  73. Ashraf-ul-Hidayah, Deoband, VIII, 138-39. P. Venkateshwar Rao Jr., in his review of Akbar Ahmed’s, BBC BKs/Penguin, From Samarkand to Stornoway living Islam, in the Indian Express Sunday Magazine, June 27, 1993, observes: ‘He (Ahmed) hates Muslim wives whose children have Hindu names.’ But that is the legal position. A Musalman is expected to detest the company of a kafir, in spite of the efforts made for acquiring non-Muslim wives in medieval and modem times.

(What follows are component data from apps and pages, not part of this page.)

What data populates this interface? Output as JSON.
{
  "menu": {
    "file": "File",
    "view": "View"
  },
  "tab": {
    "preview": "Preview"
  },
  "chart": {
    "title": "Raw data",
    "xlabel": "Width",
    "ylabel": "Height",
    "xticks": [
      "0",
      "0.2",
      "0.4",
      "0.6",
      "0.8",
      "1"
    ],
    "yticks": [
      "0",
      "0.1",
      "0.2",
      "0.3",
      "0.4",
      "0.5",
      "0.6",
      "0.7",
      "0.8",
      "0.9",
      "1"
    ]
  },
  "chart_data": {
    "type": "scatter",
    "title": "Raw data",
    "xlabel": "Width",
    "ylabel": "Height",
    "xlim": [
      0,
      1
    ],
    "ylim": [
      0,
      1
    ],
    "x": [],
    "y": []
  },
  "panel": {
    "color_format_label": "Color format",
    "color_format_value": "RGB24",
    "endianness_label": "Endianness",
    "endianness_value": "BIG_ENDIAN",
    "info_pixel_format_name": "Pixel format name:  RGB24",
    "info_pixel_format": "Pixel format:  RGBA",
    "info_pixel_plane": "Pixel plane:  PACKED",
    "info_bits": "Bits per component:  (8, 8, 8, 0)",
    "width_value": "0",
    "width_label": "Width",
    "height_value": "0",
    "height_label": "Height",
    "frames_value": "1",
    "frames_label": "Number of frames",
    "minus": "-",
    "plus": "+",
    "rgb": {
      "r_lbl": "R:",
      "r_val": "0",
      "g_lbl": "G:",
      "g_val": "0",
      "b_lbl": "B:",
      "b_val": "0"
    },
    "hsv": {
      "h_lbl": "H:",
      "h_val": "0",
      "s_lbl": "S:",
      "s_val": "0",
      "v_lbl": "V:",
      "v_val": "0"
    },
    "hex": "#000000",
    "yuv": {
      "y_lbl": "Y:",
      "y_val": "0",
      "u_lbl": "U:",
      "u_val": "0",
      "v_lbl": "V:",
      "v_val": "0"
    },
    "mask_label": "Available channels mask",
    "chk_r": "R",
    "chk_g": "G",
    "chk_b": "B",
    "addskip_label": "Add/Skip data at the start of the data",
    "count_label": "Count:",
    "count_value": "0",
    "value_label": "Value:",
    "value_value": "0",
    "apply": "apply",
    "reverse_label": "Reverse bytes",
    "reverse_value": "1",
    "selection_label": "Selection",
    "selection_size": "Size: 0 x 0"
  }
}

But Ahmed’s aim is, as he himself claims, to show ‘where Muslims are able to live by the ideal and where they are not’. 

  74. Khafi Khan, II, 300, 371. 

  75. ibid., II, 228, 261 ff, 498 ff. 

  76. Pelsaert, 64-65. 

  77. Fatawa-i-Alamgiri, Delhi, III, Kitab-ul-‘Ataq, 1-89; Deoband, XII, 23-98; esp. 15. 

  78. Gulbadan Begum, Humayun Nama, Persian Text, 27, English trs., 112. 

  79. Hamiduddin Khan, Bahadur, Ahkam-i-Alamgiri, 36-38; Lal, Mughal Harem, 158-60. 

  80. Muhammad Hadi, Tatimma-i-Waqiat-i-Jahangiri (or Epilogue to Jahangir’s Memoirs), E.D., VI, 339. 

  81. Manucci, II, 397-98. 

  82. The Mughal Harerm, 198. 

  83. Khafi Khan, Muntakhab-ul-Lubab, text, II, 921 ff. trs. in E.D., VII, 515. 

  84. Mir Ghulam Husain Khan, Siyar-ul-Mutakherin, revised from the translation of Hag Mustafa by Johns Briggs, 1832, and republished Allahabad, 1924, 183. 

  85. Servants formed part of the establishment and so were included in escheat. Ibid., 188. 

  86. Lal, Mughal Harem, 198,199. 

  87. Barani, 396; Afif, 261-62 

  88. Muraqqa-i-Dihli, Persian text and trs. in Urdu by Nurul Hasan Ansari, 129-34, 192-205 respectively. 

  89. Percy Brown, Indian Architecture (Islamic Period) third ed. 28-29; Carr Stephen, Archaeology and Monumental Remains of Delhi, 196-97; Archaeological Survey Report, IV, 67ff. XX, 155-58. Also Lal, Twilight, 230-31 for other references.